* EXTRACTED RECORDS *
BEGIN

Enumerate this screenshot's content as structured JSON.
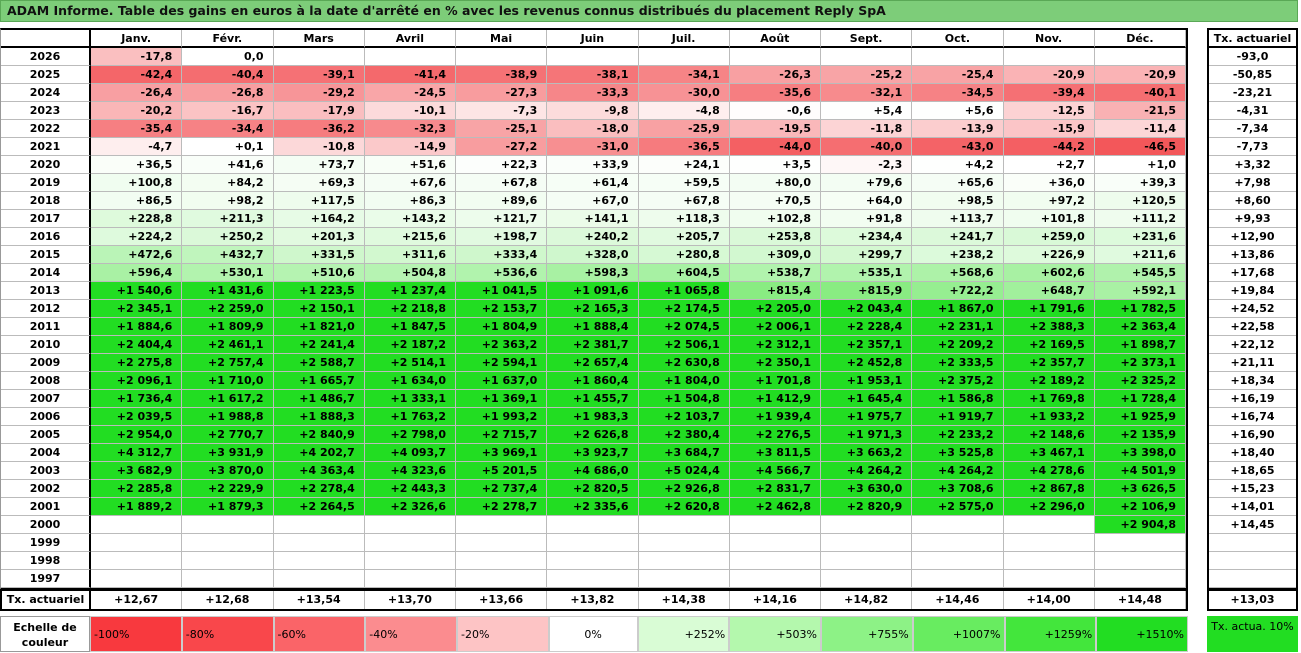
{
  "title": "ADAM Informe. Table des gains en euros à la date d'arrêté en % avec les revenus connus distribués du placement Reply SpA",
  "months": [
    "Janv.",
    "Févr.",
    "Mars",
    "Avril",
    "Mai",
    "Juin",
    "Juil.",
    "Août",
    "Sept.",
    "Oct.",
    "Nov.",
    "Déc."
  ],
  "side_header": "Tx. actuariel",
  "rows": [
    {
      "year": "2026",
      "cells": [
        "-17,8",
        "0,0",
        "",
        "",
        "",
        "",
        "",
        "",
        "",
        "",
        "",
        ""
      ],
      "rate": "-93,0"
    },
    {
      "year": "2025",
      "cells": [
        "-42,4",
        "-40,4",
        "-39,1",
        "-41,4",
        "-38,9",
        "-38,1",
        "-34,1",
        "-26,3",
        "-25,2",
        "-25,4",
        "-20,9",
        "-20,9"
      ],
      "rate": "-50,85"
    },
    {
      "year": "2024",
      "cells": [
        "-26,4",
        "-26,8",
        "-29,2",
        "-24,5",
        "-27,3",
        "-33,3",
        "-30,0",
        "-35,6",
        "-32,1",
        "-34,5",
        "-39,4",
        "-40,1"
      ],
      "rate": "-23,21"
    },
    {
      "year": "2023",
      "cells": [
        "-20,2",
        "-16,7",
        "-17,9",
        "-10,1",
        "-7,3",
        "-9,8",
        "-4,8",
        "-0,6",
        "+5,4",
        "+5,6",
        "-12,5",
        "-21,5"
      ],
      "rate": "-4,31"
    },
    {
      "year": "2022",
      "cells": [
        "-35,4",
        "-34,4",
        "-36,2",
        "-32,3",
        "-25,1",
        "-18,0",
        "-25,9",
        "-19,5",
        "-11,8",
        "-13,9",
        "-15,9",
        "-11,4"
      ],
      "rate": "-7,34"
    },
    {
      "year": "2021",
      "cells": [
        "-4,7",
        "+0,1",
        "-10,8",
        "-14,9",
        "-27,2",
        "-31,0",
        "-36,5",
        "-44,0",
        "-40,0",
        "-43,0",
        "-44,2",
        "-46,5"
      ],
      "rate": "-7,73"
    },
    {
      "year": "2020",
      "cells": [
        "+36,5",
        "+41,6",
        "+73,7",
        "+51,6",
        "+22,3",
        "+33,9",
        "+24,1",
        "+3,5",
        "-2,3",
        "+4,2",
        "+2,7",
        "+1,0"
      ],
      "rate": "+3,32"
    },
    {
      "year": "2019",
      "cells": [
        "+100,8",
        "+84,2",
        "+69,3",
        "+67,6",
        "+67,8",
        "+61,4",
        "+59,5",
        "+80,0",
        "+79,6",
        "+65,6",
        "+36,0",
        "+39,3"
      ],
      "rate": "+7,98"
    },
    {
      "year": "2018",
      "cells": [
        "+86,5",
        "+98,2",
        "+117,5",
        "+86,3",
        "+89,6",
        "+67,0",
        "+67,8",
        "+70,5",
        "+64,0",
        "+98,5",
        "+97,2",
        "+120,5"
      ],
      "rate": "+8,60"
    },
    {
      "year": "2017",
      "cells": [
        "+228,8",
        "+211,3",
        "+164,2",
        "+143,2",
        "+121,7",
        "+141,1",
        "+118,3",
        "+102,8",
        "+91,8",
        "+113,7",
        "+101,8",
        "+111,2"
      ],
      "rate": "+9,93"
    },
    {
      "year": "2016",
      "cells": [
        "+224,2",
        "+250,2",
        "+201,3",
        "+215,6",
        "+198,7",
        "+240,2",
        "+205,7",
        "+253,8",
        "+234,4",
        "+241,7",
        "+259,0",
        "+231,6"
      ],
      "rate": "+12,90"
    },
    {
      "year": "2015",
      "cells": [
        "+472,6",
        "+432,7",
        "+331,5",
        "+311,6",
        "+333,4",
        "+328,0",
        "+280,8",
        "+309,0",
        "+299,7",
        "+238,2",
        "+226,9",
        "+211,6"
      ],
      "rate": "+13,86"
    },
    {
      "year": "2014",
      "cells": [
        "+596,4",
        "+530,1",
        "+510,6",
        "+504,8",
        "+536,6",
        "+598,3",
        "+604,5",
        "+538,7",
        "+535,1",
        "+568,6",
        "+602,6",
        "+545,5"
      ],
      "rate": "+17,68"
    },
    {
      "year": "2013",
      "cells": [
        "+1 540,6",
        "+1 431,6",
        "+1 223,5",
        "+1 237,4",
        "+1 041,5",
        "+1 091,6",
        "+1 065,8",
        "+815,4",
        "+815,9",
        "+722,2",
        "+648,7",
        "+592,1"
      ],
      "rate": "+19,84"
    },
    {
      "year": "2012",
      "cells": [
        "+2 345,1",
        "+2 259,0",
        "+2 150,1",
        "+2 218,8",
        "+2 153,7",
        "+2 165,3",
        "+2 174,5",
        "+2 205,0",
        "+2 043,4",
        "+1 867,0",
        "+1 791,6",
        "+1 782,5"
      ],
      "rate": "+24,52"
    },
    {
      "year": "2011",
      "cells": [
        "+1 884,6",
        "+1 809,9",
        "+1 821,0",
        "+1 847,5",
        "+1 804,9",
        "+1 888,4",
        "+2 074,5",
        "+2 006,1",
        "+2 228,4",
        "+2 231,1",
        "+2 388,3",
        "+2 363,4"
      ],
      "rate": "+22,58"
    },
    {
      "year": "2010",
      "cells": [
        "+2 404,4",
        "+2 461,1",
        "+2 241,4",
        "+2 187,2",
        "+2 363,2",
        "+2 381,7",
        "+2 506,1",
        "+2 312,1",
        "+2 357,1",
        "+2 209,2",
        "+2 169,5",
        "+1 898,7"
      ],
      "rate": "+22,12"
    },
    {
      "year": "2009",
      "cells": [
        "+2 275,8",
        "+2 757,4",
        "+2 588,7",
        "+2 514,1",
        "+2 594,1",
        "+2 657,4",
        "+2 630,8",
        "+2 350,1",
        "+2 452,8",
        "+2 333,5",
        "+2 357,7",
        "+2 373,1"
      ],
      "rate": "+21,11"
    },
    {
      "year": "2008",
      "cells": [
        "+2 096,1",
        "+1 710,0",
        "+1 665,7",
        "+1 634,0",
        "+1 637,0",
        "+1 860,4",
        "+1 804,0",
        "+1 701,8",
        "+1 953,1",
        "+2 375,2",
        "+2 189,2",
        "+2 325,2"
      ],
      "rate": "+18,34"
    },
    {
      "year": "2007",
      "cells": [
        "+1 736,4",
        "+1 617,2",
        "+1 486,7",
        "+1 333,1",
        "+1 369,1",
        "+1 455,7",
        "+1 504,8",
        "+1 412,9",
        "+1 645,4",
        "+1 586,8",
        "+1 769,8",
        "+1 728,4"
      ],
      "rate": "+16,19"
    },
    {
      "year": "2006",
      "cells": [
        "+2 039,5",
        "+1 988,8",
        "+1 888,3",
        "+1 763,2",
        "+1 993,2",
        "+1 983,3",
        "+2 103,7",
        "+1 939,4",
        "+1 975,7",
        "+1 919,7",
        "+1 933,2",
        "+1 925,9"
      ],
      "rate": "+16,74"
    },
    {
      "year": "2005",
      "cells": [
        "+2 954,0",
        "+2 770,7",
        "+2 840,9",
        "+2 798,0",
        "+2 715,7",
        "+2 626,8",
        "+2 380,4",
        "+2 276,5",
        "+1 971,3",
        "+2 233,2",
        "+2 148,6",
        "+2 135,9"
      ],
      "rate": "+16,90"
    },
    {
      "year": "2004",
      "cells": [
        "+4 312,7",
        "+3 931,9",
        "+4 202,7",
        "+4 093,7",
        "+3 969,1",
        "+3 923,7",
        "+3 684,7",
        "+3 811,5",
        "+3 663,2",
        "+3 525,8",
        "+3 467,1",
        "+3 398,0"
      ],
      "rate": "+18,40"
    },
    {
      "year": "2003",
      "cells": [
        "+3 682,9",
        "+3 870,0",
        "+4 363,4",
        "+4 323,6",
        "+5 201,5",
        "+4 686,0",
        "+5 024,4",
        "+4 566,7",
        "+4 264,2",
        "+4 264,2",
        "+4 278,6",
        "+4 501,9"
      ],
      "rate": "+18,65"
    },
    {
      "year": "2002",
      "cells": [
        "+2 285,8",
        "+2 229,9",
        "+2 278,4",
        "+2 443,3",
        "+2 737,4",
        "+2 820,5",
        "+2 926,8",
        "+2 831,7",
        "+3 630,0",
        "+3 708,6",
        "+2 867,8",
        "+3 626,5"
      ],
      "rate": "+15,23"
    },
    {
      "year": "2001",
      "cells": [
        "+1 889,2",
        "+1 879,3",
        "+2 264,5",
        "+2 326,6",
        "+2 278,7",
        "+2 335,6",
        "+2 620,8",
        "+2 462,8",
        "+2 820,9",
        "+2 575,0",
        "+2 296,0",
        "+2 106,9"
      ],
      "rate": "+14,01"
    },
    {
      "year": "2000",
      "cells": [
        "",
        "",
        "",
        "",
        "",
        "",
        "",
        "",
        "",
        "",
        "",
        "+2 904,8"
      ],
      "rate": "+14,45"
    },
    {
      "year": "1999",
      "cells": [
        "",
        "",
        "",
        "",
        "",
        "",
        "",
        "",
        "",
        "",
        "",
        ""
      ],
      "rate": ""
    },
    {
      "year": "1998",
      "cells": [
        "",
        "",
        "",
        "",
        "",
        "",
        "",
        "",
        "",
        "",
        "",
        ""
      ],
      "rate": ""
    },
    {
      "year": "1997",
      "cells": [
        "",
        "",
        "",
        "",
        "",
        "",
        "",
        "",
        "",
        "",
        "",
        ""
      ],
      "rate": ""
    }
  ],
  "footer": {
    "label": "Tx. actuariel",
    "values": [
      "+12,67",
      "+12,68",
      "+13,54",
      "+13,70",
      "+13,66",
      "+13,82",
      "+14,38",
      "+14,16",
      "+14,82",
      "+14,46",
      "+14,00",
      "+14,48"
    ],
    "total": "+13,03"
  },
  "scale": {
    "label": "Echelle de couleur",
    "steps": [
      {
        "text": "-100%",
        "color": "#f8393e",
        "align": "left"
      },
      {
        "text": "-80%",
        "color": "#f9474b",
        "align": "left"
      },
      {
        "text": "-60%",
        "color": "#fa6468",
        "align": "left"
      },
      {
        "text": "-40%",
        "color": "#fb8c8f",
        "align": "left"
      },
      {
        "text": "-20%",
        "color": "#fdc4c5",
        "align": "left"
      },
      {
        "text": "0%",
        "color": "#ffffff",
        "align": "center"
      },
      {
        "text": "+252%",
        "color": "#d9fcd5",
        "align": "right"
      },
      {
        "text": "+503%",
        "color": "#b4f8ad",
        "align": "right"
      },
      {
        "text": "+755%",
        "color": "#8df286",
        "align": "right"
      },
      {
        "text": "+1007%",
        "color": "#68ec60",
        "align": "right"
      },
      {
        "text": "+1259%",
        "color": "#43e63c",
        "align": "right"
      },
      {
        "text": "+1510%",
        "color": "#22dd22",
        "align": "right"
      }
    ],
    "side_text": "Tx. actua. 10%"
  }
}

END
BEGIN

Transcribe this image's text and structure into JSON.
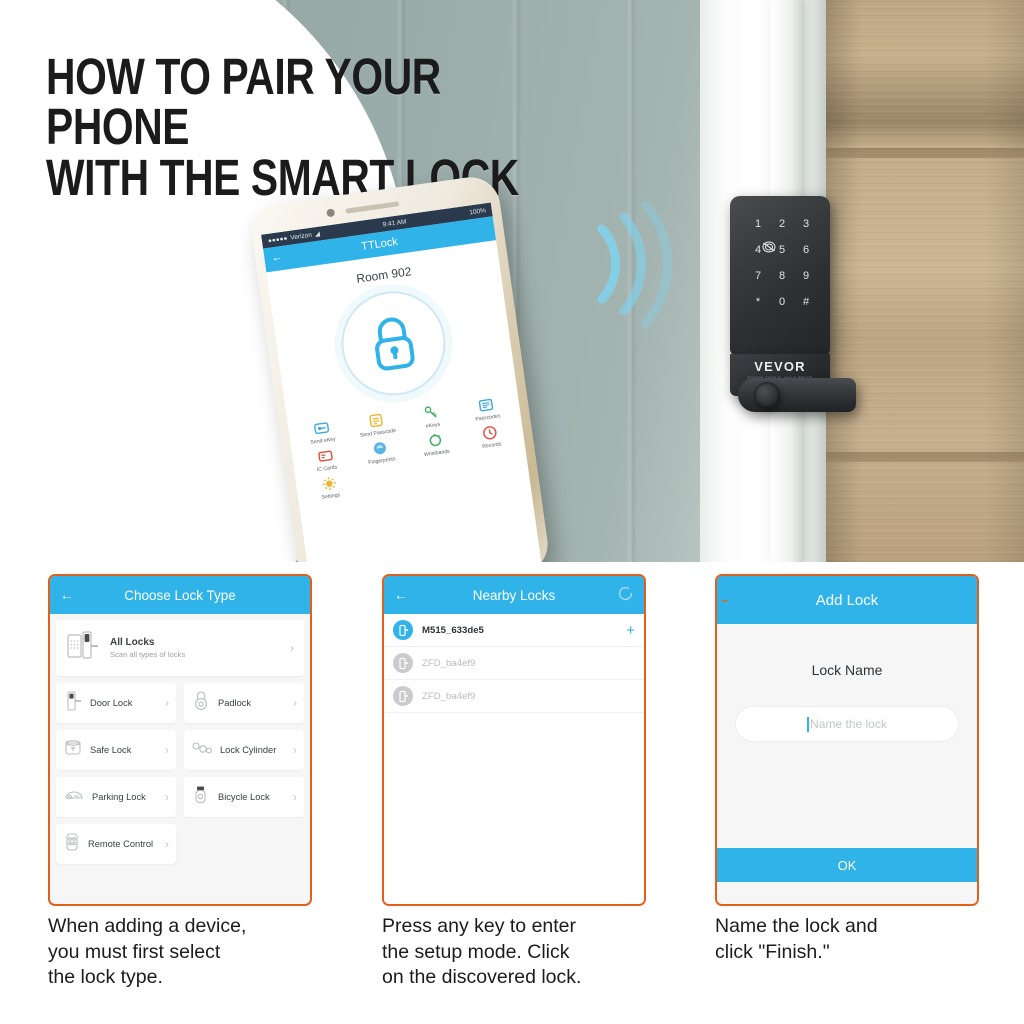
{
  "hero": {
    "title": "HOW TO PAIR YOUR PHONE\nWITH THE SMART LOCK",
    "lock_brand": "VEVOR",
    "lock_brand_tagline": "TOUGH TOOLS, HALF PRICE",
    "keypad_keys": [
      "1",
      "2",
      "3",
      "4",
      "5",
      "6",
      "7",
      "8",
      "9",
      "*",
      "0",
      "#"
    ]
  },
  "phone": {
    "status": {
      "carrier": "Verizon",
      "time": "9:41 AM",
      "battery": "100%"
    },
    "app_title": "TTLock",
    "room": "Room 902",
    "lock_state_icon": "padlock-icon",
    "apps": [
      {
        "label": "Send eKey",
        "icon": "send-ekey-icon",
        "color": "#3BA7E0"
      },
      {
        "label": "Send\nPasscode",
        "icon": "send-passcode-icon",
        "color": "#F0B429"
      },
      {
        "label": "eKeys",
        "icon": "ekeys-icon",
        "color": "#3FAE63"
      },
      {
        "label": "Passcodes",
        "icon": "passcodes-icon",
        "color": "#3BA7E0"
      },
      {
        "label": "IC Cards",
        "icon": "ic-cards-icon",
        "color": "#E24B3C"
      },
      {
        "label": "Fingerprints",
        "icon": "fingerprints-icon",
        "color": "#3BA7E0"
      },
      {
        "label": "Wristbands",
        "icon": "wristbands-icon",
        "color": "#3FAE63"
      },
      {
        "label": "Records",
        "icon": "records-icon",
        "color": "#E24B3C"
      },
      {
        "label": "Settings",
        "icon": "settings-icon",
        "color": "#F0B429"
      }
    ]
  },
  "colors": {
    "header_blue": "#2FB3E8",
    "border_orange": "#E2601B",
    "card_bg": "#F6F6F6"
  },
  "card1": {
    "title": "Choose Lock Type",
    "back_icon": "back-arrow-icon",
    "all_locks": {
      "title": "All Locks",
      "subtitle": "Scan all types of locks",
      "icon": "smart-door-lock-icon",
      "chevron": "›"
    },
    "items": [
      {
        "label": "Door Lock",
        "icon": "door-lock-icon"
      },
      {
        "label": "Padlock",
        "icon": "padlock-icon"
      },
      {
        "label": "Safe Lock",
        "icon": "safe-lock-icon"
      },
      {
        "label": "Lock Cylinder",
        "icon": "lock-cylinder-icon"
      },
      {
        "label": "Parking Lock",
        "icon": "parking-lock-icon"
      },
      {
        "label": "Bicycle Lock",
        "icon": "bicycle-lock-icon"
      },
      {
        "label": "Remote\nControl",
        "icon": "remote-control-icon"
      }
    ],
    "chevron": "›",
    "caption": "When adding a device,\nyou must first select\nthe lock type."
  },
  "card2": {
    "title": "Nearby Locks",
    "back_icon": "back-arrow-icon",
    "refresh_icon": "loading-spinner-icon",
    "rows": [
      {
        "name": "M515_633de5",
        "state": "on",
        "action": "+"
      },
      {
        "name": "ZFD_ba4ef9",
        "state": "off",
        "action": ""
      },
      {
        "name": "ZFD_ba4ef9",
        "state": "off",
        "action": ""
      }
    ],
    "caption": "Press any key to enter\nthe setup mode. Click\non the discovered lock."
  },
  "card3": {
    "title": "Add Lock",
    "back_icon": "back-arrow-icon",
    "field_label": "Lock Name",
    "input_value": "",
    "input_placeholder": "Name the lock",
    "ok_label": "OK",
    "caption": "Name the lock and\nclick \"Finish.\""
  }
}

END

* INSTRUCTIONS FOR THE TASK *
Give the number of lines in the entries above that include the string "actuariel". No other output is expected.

* RESPONSE AREA *
2